### What this task involves
From the records below, work out how many lines contain "JSON". Reply with that number alone.

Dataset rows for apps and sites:
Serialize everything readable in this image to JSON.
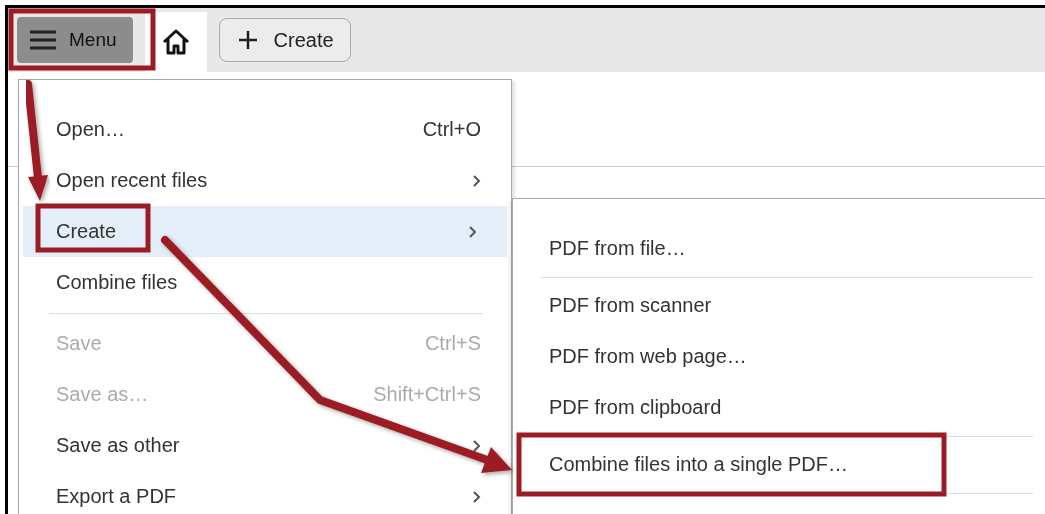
{
  "toolbar": {
    "menu_button": {
      "label": "Menu"
    },
    "home_tab": {
      "selected": true
    },
    "create_button": {
      "label": "Create"
    }
  },
  "menu": {
    "items": [
      {
        "kind": "item",
        "label": "Open…",
        "shortcut": "Ctrl+O",
        "submenu": false,
        "disabled": false,
        "selected": false
      },
      {
        "kind": "item",
        "label": "Open recent files",
        "submenu": true,
        "disabled": false,
        "selected": false
      },
      {
        "kind": "item",
        "label": "Create",
        "submenu": true,
        "disabled": false,
        "selected": true
      },
      {
        "kind": "item",
        "label": "Combine files",
        "submenu": false,
        "disabled": false,
        "selected": false
      },
      {
        "kind": "separator"
      },
      {
        "kind": "item",
        "label": "Save",
        "shortcut": "Ctrl+S",
        "submenu": false,
        "disabled": true,
        "selected": false
      },
      {
        "kind": "item",
        "label": "Save as…",
        "shortcut": "Shift+Ctrl+S",
        "submenu": false,
        "disabled": true,
        "selected": false
      },
      {
        "kind": "item",
        "label": "Save as other",
        "submenu": true,
        "disabled": false,
        "selected": false
      },
      {
        "kind": "item",
        "label": "Export a PDF",
        "submenu": true,
        "disabled": false,
        "selected": false
      }
    ]
  },
  "submenu": {
    "items": [
      {
        "kind": "item",
        "label": "PDF from file…"
      },
      {
        "kind": "separator"
      },
      {
        "kind": "item",
        "label": "PDF from scanner"
      },
      {
        "kind": "item",
        "label": "PDF from web page…"
      },
      {
        "kind": "item",
        "label": "PDF from clipboard"
      },
      {
        "kind": "separator"
      },
      {
        "kind": "item",
        "label": "Combine files into a single PDF…"
      },
      {
        "kind": "separator"
      }
    ]
  }
}
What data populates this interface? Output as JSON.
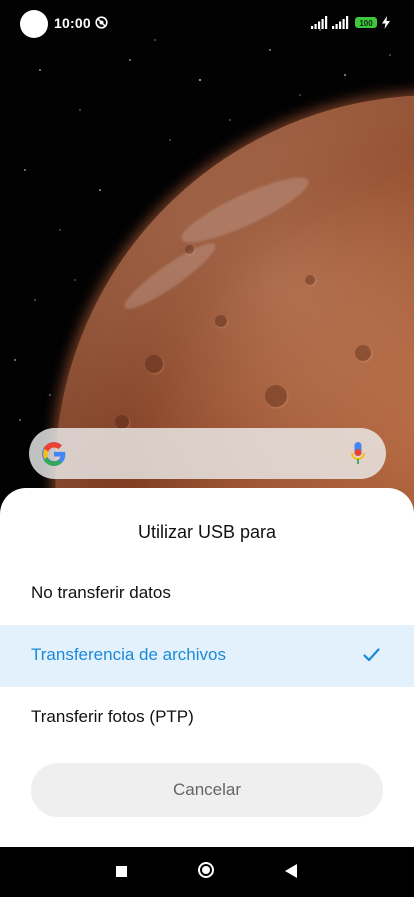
{
  "status_bar": {
    "time": "10:00",
    "battery_level": "100",
    "icons": [
      "do-not-disturb-icon",
      "signal-icon",
      "signal-icon",
      "battery-icon",
      "charging-icon"
    ]
  },
  "search_bar": {
    "icons": [
      "google-logo-icon",
      "microphone-icon"
    ]
  },
  "usb_dialog": {
    "title": "Utilizar USB para",
    "options": [
      {
        "label": "No transferir datos",
        "selected": false
      },
      {
        "label": "Transferencia de archivos",
        "selected": true
      },
      {
        "label": "Transferir fotos (PTP)",
        "selected": false
      }
    ],
    "cancel_label": "Cancelar"
  },
  "colors": {
    "selected_text": "#1a8ad8",
    "selected_background": "#e3f1fd",
    "battery": "#3ec63e"
  },
  "nav_bar": {
    "icons": [
      "recents-icon",
      "home-icon",
      "back-icon"
    ]
  }
}
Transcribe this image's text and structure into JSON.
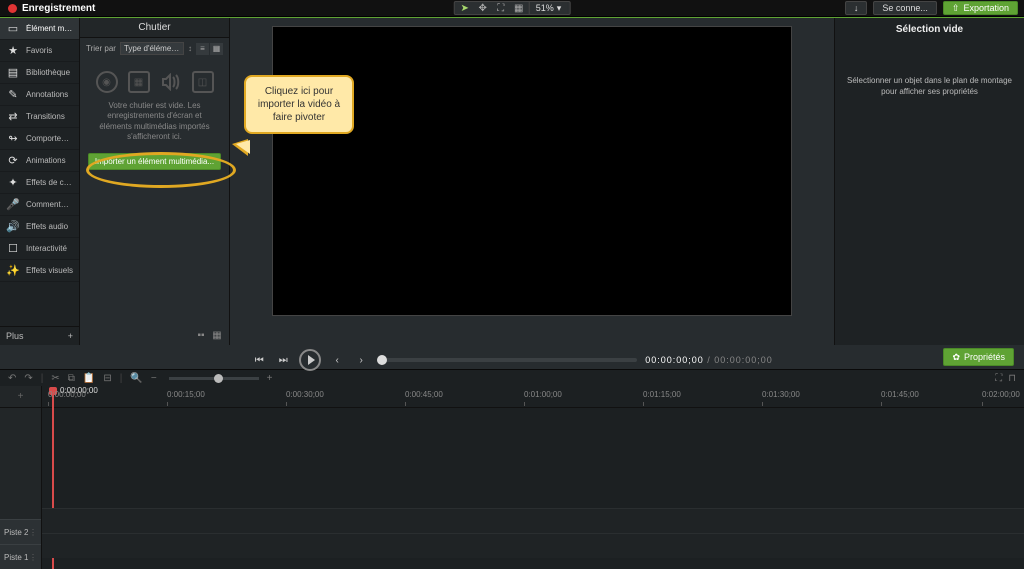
{
  "topbar": {
    "record": "Enregistrement",
    "zoom": "51%",
    "download_icon": "↓",
    "signin": "Se conne...",
    "export": "Exportation"
  },
  "sidebar": {
    "items": [
      {
        "icon": "▭",
        "label": "Élément multim..."
      },
      {
        "icon": "★",
        "label": "Favoris"
      },
      {
        "icon": "▤",
        "label": "Bibliothèque"
      },
      {
        "icon": "✎",
        "label": "Annotations"
      },
      {
        "icon": "⇄",
        "label": "Transitions"
      },
      {
        "icon": "↬",
        "label": "Comportements"
      },
      {
        "icon": "⟳",
        "label": "Animations"
      },
      {
        "icon": "✦",
        "label": "Effets de curseur"
      },
      {
        "icon": "🎤",
        "label": "Commentaires..."
      },
      {
        "icon": "🔊",
        "label": "Effets audio"
      },
      {
        "icon": "☐",
        "label": "Interactivité"
      },
      {
        "icon": "✨",
        "label": "Effets visuels"
      }
    ],
    "more": "Plus",
    "add": "+"
  },
  "mediabin": {
    "title": "Chutier",
    "sort_label": "Trier par",
    "sort_value": "Type d'élément mult...",
    "empty_msg": "Votre chutier est vide. Les enregistrements d'écran et éléments multimédias importés s'afficheront ici.",
    "import_btn": "Importer un élément multimédia..."
  },
  "canvas": {
    "time_current": "00:00:00;00",
    "time_total": "00:00:00;00",
    "sep": " / "
  },
  "properties": {
    "title": "Sélection vide",
    "msg": "Sélectionner un objet dans le plan de montage pour afficher ses propriétés",
    "btn": "Propriétés"
  },
  "timeline": {
    "playhead": "0:00:00;00",
    "ticks": [
      "0:00:00;00",
      "0:00:15;00",
      "0:00:30;00",
      "0:00:45;00",
      "0:01:00;00",
      "0:01:15;00",
      "0:01:30;00",
      "0:01:45;00",
      "0:02:00;00"
    ],
    "tracks": [
      "Piste 2",
      "Piste 1"
    ]
  },
  "bubble": "Cliquez ici pour importer la vidéo à faire pivoter"
}
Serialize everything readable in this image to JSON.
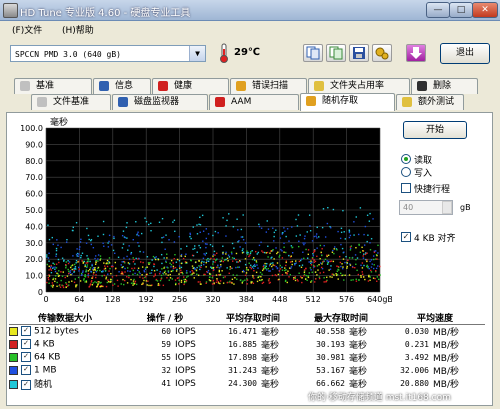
{
  "window": {
    "title": "HD Tune 专业版 4.60 - 硬盘专业工具",
    "min": "—",
    "max": "□",
    "close": "✕"
  },
  "menu": {
    "file": "(F)文件",
    "help": "(H)帮助"
  },
  "toolbar": {
    "drive": "SPCCN  PMD 3.0 (640 gB)",
    "temperature": "29℃",
    "exit": "退出"
  },
  "tabs_top": [
    {
      "label": "基准",
      "icon": "benchmark-icon"
    },
    {
      "label": "信息",
      "icon": "info-icon"
    },
    {
      "label": "健康",
      "icon": "health-icon"
    },
    {
      "label": "错误扫描",
      "icon": "error-scan-icon"
    },
    {
      "label": "文件夹占用率",
      "icon": "folder-icon"
    },
    {
      "label": "删除",
      "icon": "delete-icon"
    }
  ],
  "tabs_bottom": [
    {
      "label": "文件基准",
      "icon": "file-benchmark-icon"
    },
    {
      "label": "磁盘监视器",
      "icon": "disk-monitor-icon"
    },
    {
      "label": "AAM",
      "icon": "speaker-icon"
    },
    {
      "label": "随机存取",
      "icon": "random-access-icon",
      "active": true
    },
    {
      "label": "额外测试",
      "icon": "extra-tests-icon"
    }
  ],
  "controls": {
    "start": "开始",
    "read": "读取",
    "write": "写入",
    "short_stroke": "快捷行程",
    "stroke_value": "40",
    "stroke_unit": "gB",
    "align_4kb": "4 KB 对齐"
  },
  "chart_data": {
    "type": "scatter",
    "ylabel": "毫秒",
    "ylim": [
      0,
      100
    ],
    "y_ticks": [
      "100.0",
      "90.0",
      "80.0",
      "70.0",
      "60.0",
      "50.0",
      "40.0",
      "30.0",
      "20.0",
      "10.0",
      "0"
    ],
    "xlim": [
      0,
      640
    ],
    "x_ticks": [
      "0",
      "64",
      "128",
      "192",
      "256",
      "320",
      "384",
      "448",
      "512",
      "576",
      "640gB"
    ],
    "grid": true,
    "series": [
      {
        "name": "512 bytes",
        "color": "#e8e820",
        "approx_min_ms": 3,
        "approx_max_ms": 24,
        "slope_ms": 10
      },
      {
        "name": "4 KB",
        "color": "#e02020",
        "approx_min_ms": 3,
        "approx_max_ms": 24,
        "slope_ms": 10
      },
      {
        "name": "64 KB",
        "color": "#28c028",
        "approx_min_ms": 4,
        "approx_max_ms": 26,
        "slope_ms": 10
      },
      {
        "name": "1 MB",
        "color": "#2050e0",
        "approx_min_ms": 10,
        "approx_max_ms": 40,
        "slope_ms": 12
      },
      {
        "name": "随机",
        "color": "#20c8d8",
        "approx_min_ms": 12,
        "approx_max_ms": 48,
        "slope_ms": 12
      }
    ]
  },
  "table": {
    "headers": [
      "传输数据大小",
      "操作 / 秒",
      "平均存取时间",
      "最大存取时间",
      "平均速度"
    ],
    "rows": [
      {
        "color": "#e8e820",
        "check": "✓",
        "size": "512 bytes",
        "ops": "60",
        "ops_unit": "IOPS",
        "avg": "16.471",
        "avg_unit": "毫秒",
        "max": "40.558",
        "max_unit": "毫秒",
        "speed": "0.030",
        "speed_unit": "MB/秒"
      },
      {
        "color": "#d02020",
        "check": "✓",
        "size": "4 KB",
        "ops": "59",
        "ops_unit": "IOPS",
        "avg": "16.885",
        "avg_unit": "毫秒",
        "max": "30.193",
        "max_unit": "毫秒",
        "speed": "0.231",
        "speed_unit": "MB/秒"
      },
      {
        "color": "#28c028",
        "check": "✓",
        "size": "64 KB",
        "ops": "55",
        "ops_unit": "IOPS",
        "avg": "17.898",
        "avg_unit": "毫秒",
        "max": "30.981",
        "max_unit": "毫秒",
        "speed": "3.492",
        "speed_unit": "MB/秒"
      },
      {
        "color": "#2050e0",
        "check": "✓",
        "size": "1 MB",
        "ops": "32",
        "ops_unit": "IOPS",
        "avg": "31.243",
        "avg_unit": "毫秒",
        "max": "53.167",
        "max_unit": "毫秒",
        "speed": "32.006",
        "speed_unit": "MB/秒"
      },
      {
        "color": "#20c8d8",
        "check": "✓",
        "size": "随机",
        "ops": "41",
        "ops_unit": "IOPS",
        "avg": "24.300",
        "avg_unit": "毫秒",
        "max": "66.662",
        "max_unit": "毫秒",
        "speed": "20.880",
        "speed_unit": "MB/秒"
      }
    ]
  },
  "watermark": "你的·移动存储频道 mst.it168.com"
}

### Exercise response
4